The first international conference commemorating the 70th anniversary of the Jadovno concentration camp signals the advent of a new field of research into the history of the Holocaust in Bosnia.
The first international conference commemorating the 70th anniversary of the suffering of Serbs, Jews and Roma in Jadovno concentration camp was held in Bosnia this past June.
The ceremony was attended by Serbian President Boris Tadic and representatives of the Republika Srpska’s and of Croatia, in addition to thousands of descendents and supporters of those exterminated by the Ustashe Nazi collaborators in 1941.
The conference itself, which was held in Srpska’s capital of Banja Luka, delved into the various political, military and strategic factors that facilitated this little known branch of the Nazi extermination machine.
An Israeli representative of the World Maccabi Organization delivered a moving eulogy of the Zagreb Maccabi Club members. Their harrowing story still reverberates around the pastoral environs of Jadovno’s mountain forest. The club members were among the first to be arrested and chained together, and after the first person was knocked unconscious, he pulled all the others chained to him amid cries of horror into a pit that was 54 meters deep.
That camp operated for only a few months, from June until August 1941, and was subsequently replaced by the much larger death camp of Jasenovac on the bank of the Sava River where hundreds of thousands of Serbs and tens of thousands of Jews and Roma were systematically exterminated by Ustashe assassins that were being aided by Bosnian Muslims.
In 1941 Muslim leaders in Bosnia had imposed a ban that sought to prevent Muslims from collaborating with the Ustashe government. But 2 years later, the grand mufti of Jerusalem, Haj Amin al-Husseini, was flown in from Berlin to Bosnia by his Nazi cohorts in an effort to reverse the ban and recruit Muslims to the Waffen SS 13th division.
My first stop prior to the conference was the Croatian capital of Zagreb, where the intense hatred of the Serbs – equaled by a similar hatred of Serbs to Croats and Muslims – makes one wonder how Marshal Josip Broz Tito managed to keep Yugoslavia together until his death in 1980.
In many respects this deep-seated hatred is reminiscent of the anti-Semitic libels that have poisoned Jewish life over the centuries. Naturally, the comparison prompted me to search for the vestiges of the tiny Jewish community that even today is making desperate attempts to revive what has been irretrievably lost.

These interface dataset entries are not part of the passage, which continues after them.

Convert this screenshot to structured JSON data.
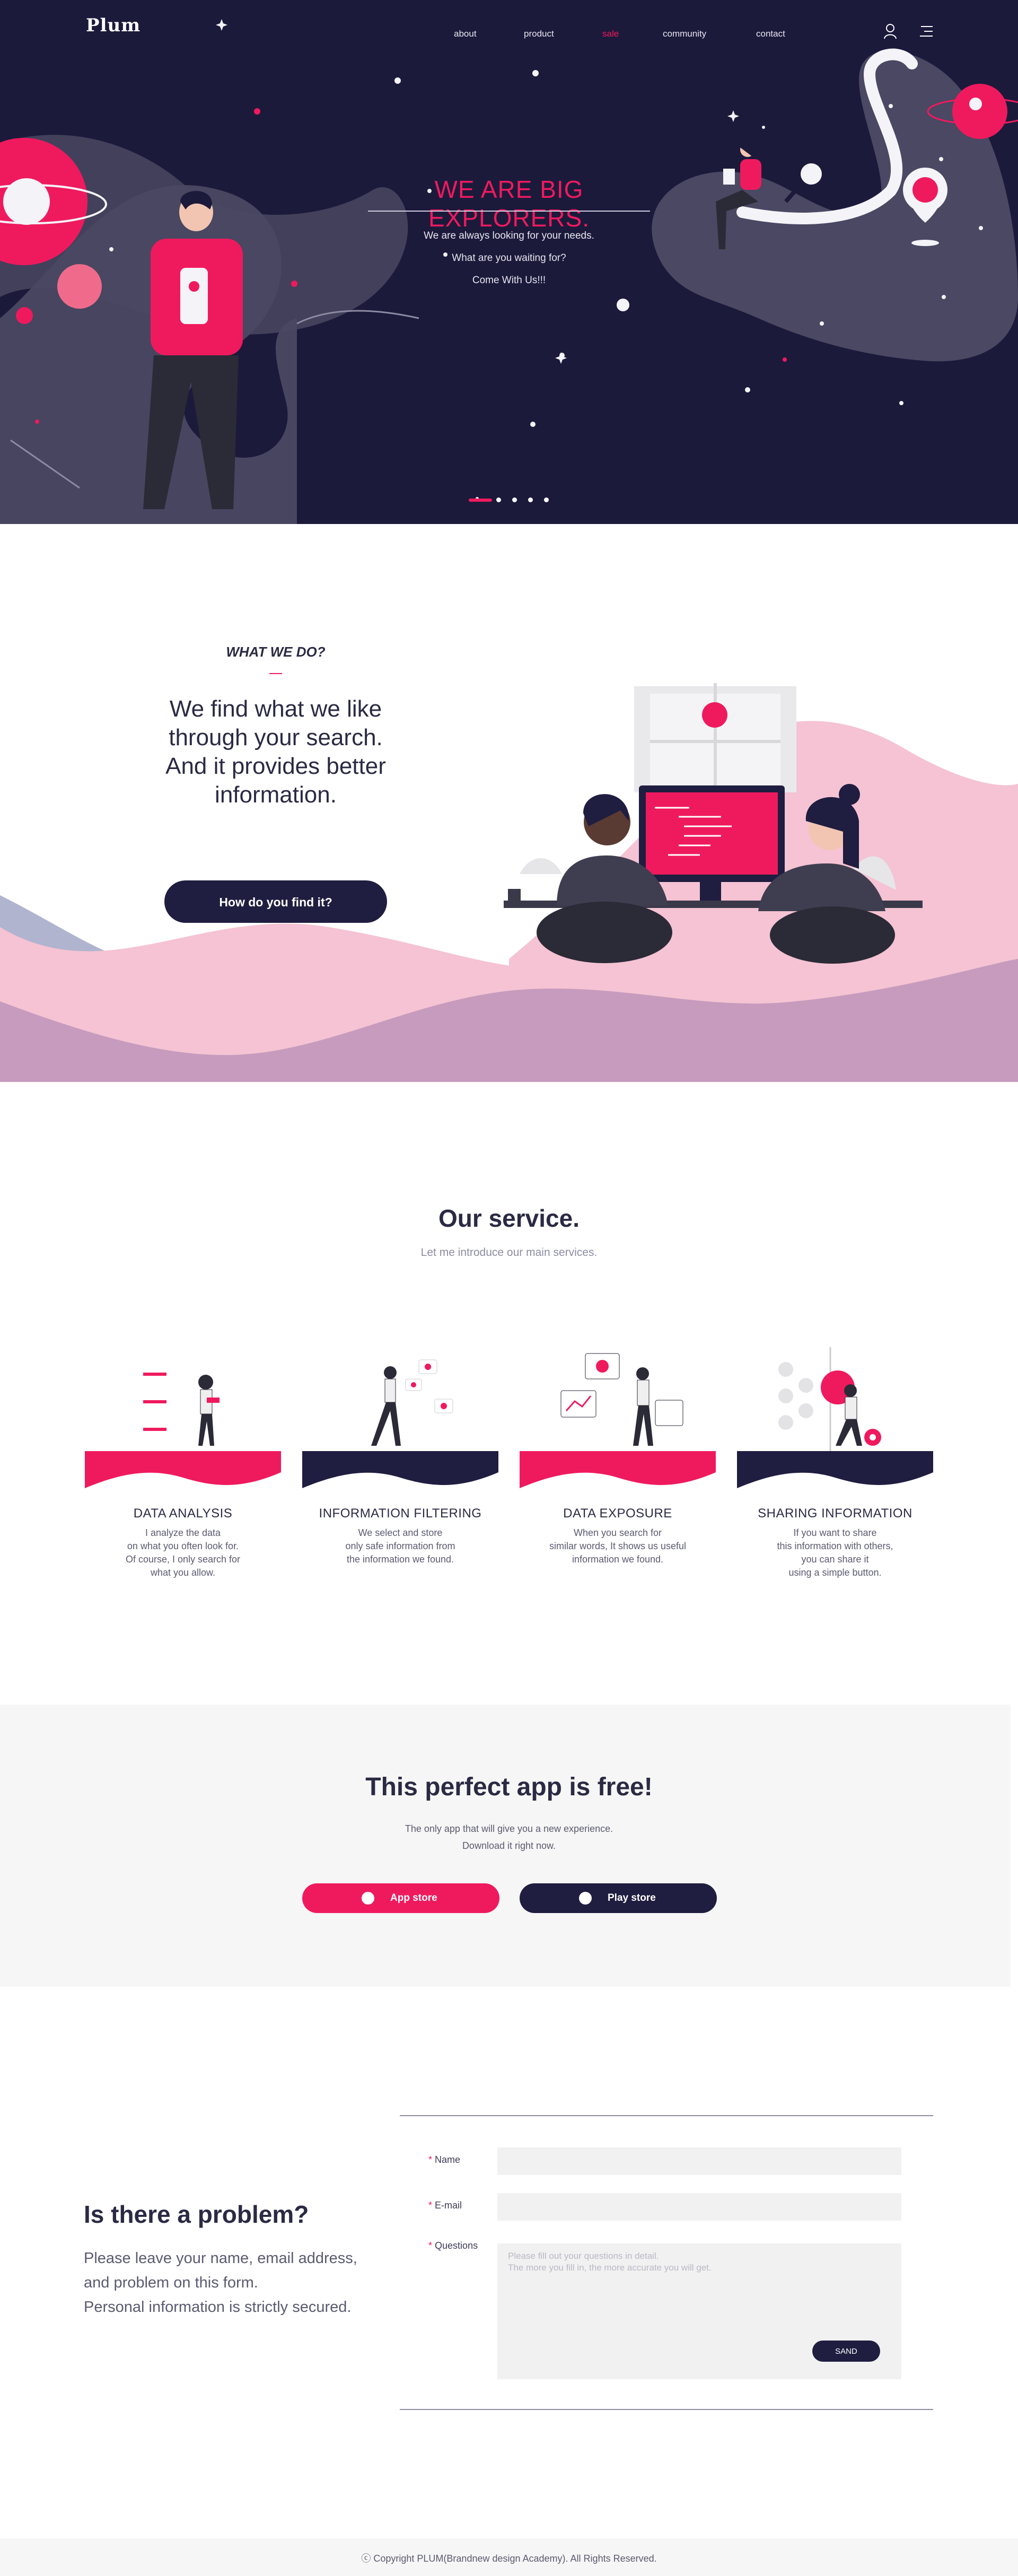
{
  "brand": {
    "logo": "Plum",
    "accent": "#ef1a5e",
    "navy": "#1f1d40"
  },
  "nav": {
    "items": [
      {
        "label": "about"
      },
      {
        "label": "product"
      },
      {
        "label": "sale",
        "active": true
      },
      {
        "label": "community"
      },
      {
        "label": "contact"
      }
    ],
    "icons": [
      "user-icon",
      "menu-icon"
    ]
  },
  "hero": {
    "title": "WE ARE BIG EXPLORERS.",
    "lines": [
      "We are always looking for your needs.",
      "What are you waiting for?",
      "Come With Us!!!"
    ],
    "slides": {
      "count": 5,
      "active": 1
    }
  },
  "what_we_do": {
    "label": "WHAT WE DO?",
    "heading": [
      "We find what we like",
      "through your search.",
      "And it provides better",
      "information."
    ],
    "button": "How do you find it?"
  },
  "service": {
    "title": "Our service.",
    "subtitle": "Let me introduce our main services.",
    "cards": [
      {
        "title": "DATA ANALYSIS",
        "desc": [
          "I analyze the data",
          "on what you often look for.",
          "Of course, I only search for",
          "what you allow."
        ]
      },
      {
        "title": "INFORMATION FILTERING",
        "desc": [
          "We select and store",
          "only safe information from",
          "the information we found."
        ]
      },
      {
        "title": "DATA EXPOSURE",
        "desc": [
          "When you search for",
          "similar words, It shows us useful",
          "information we found."
        ]
      },
      {
        "title": "SHARING INFORMATION",
        "desc": [
          "If you want to share",
          "this information with others,",
          "you can share it",
          "using a simple button."
        ]
      }
    ]
  },
  "app": {
    "title": "This perfect app is free!",
    "lines": [
      "The only app that will give you a new experience.",
      "Download it right now."
    ],
    "app_store": "App store",
    "play_store": "Play store"
  },
  "contact": {
    "title": "Is there a problem?",
    "lines": [
      "Please leave your name, email address,",
      "and problem on this form.",
      "Personal information is strictly secured."
    ],
    "fields": {
      "required_mark": "*",
      "name_label": "Name",
      "email_label": "E-mail",
      "questions_label": "Questions",
      "questions_placeholder": [
        "Please fill out your questions in detail.",
        "The more you fill in, the more accurate you will get."
      ]
    },
    "send": "SAND"
  },
  "footer": {
    "copyright": "ⓒ Copyright PLUM(Brandnew design Academy). All Rights Reserved."
  }
}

My extra-curricular lecture on the current Arab turmoil in the Middle East was attended by a large crowd of surviving local Jews, including some that have some degree of affiliation with Israel. The lecture was preceded by a tour of some of the remaining Jewish sites—mostly in the form of plaques commemorating Jewish synagogues that had been burned down by the Ustashe in 1941. A renowned local Jewish broadcaster attended my lecture and was my source of information on a rift that is present between the two rival Jewish factions in Zagreb. The first group are assimilated and detached from Israel’s concerns while the second group – most of whom were present at my lecture – is committed and sensitive to Israel’s cause and is even headed by an Israeli rabbi.
It seems that in spite of his anti-Semitic background, the former president of Croatia, Fanjo Tudjman, displayed an eagerness to establish ties with Israel in the 1990s. Tudjman was even advised by his political counsel to improve his standing in the eyes of the Israelis by mediating Ron Arad’s safe return.
The idea was to impel the head of the alienated Jewish community – the only organized one at the time of the initiative (1995) – to cooperate with the Zagreb mufti of the local Muslim community and turn jointly to Hizbolla to release Arad on the basis of “Islamic grace.” The president successfully convinced the mufti to persuade the leader of the Jewish community to ally with him in this enterprise. Sadly, however, the latter flatly refused, stating that he “had nothing to do with Israel.”
This incident only reflects the bitter rivalry between the small Jewish community’s disparate groups, matched only by the seemingly incorrigible hatred between Serbians and Croatians. In the past the rift has led to accusation-hurling between the two groups. Unfortunately, many of the claims that were made often had little connection to historical fact. This is one of the reasons that Bosnia’s Jewish history is replete with contradicting narratives.
The conference was therefore a crucial step towards implementing a sustainable and accurate documentation of Bosnia’s Jewish history – some of which I will record in a series of articles.
70 years on, the events of the Holocaust in Bosnia are finally garnering enough attention around the world and becoming a legitimate domain of research.
The writer is a professor of Islamic, Middle Eastern and Chinese history at the Hebrew University of Jerusalem and a member of the steering committee of the Ariel Center for Policy Research.